*Available records:*
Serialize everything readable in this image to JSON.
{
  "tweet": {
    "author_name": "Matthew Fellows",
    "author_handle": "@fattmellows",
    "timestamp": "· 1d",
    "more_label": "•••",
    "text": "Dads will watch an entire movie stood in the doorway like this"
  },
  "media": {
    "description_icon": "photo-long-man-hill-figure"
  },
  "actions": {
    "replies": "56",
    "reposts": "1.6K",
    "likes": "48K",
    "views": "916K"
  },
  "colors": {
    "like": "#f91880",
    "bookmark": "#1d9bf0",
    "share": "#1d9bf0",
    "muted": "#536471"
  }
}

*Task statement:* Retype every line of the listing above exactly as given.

*Response area:*
Serialize everything readable in this image to JSON.
{
  "tweet": {
    "author_name": "Matthew Fellows",
    "author_handle": "@fattmellows",
    "timestamp": "· 1d",
    "more_label": "•••",
    "text": "Dads will watch an entire movie stood in the doorway like this"
  },
  "media": {
    "description_icon": "photo-long-man-hill-figure"
  },
  "actions": {
    "replies": "56",
    "reposts": "1.6K",
    "likes": "48K",
    "views": "916K"
  },
  "colors": {
    "like": "#f91880",
    "bookmark": "#1d9bf0",
    "share": "#1d9bf0",
    "muted": "#536471"
  }
}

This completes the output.